Has the Trump impeachment drama reached its Brett Kavanaugh or Clarence Thomas moment? That would be the moment when, after the hearings are more or less done and it looks like the target will survive, the Democrats confect a last ditch scandal to block, in the case of the two justices, Senate confirmation or, in the case of President Trump, acquittal.
We confess we’ve been expecting something to be brought up at the last minute. It is, after all, the Democratic Party’s modus operandi. In the case of Clarence Thomas, it looked like the hearings were done and the nominee on the way to confirmation, when there was suddenly leaked an FBI report touching on Anita Hill’s allegation of sexual harassment.
Something similar happened in respect of Justice Kavanaugh. His four days of hearings were finished, and he, too, appeared on the road to confirmation when Senator Dianne Feinstein finally aired the allegation of the judge’s alleged misbehavior with a young woman at a party decades earlier. In both cases, the nominees were suddenly in doubt.
That is no doubt the moment the Democrats are reaching for with the surfacing, at the last moment, of two new pieces of evidence. One is from part of John Bolton’s draft memoir. The Times reports it suggests that in August Mr. Trump told his then-national security adviser that he wanted to hold $391 million of security aid against Ukraine’s help with a probe of the Bidens.
The other appears to be a cellphone recording of Mr. Trump meeting in 2018 with a group of donors that included Lev Parnas, an American businessman and crony of Mayor Giuliani. It captures Mr. Trump being told that his envoy to Ukraine has been predicting the President would be impeached and Mr. Trump responding, “Get her out tomorrow. I don’t care.”
That any of this evidence would be dispositive on the charges being heard in the Senate strikes us as unlikely. It looks, though, like an effort is underway to use the evidence to try to blow up the impeachment trial. No less a figure than President Obama’s erstwhile acting solicitor general, Neal Katyal, is out with an op-ed piece today in the Times suggesting turning to Chief Justice Roberts.
Mr. Katyal argues that under Senate rules Chief Justice Roberts — who, the Constitution itself ordains, presides when a president is tried in the Senate — has his own authority to subpoena evidence. Mr. Katyal recommends the Chief Justice do so, whatever a majority of the Senate might want. The idea seems to be that the evidence is so powerful that the Senate will be swayed.
That strikes us as a long shot. The purely partisan basis on which the House handed up its charges — nary one Republican vote — itself creates doubt, a point made in the Clinton impeachment trial in 1999. That’s impeachment 101. Plus, too, Mr. Trump would be fully justified in cashiering an envoy who is undercutting the president he or she represents.

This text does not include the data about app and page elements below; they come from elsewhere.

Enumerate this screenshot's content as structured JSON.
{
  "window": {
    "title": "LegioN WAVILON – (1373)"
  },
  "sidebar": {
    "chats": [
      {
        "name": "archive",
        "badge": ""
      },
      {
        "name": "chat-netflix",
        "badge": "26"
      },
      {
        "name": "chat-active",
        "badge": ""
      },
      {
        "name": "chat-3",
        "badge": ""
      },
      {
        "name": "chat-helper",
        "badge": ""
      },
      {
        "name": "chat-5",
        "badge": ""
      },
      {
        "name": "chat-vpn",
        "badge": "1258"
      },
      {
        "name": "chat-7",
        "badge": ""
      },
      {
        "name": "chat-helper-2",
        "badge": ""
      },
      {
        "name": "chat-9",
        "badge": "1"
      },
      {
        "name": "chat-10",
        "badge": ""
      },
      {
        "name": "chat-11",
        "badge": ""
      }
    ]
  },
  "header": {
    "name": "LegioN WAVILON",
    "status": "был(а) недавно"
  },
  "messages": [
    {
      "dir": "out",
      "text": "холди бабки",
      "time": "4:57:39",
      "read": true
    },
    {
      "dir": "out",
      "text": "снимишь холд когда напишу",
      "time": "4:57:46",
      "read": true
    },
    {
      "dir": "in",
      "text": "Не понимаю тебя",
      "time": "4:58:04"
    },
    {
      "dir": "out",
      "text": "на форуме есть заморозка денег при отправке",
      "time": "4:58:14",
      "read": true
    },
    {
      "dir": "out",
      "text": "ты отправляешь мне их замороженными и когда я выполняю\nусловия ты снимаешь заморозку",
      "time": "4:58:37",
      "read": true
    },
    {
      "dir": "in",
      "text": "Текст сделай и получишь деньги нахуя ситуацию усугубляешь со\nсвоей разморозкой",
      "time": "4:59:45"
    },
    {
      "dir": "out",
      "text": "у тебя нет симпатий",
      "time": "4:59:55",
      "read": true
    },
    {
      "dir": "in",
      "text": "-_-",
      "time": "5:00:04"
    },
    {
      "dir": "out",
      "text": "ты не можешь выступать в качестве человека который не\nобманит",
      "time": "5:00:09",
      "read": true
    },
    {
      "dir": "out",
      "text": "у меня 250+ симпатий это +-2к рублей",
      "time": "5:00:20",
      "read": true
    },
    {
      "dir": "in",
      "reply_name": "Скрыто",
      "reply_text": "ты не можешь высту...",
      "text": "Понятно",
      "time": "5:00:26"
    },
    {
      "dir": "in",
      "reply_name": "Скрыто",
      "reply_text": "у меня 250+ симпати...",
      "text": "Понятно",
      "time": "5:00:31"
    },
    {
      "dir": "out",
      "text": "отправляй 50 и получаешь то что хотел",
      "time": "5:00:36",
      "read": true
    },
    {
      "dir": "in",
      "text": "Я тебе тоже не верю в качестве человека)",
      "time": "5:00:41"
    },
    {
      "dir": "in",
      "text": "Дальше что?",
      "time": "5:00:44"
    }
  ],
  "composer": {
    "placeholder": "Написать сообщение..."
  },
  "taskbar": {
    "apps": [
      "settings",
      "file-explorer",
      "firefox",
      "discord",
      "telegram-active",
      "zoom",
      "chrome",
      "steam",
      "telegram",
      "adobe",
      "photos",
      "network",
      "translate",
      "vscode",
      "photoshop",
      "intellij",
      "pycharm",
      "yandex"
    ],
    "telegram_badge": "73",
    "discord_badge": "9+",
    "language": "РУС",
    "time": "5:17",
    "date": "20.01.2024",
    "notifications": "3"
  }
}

As for Mr. Bolton’s memoir, our sense of the situation is that it wouldn’t matter whether Mr. Trump used foreign aid to pressure Ukraine into looking into the Bidens. That’s because it would be the right thing to do if Mr. Trump had genuine concerns about corruption. And what kind of president would look at the Biden situation and not at least have questions?
In any event, this kind of desperate, last minute effort to upend a proceeding that appears to be going in a direction the Democrats don’t like, well, it’s the Democrats’ m.o. That it failed twice, and left a trail of bitterness, apparently hasn’t stopped the Democrats. They just don’t want to leave the question of Mr. Trump’s presidency to the voters.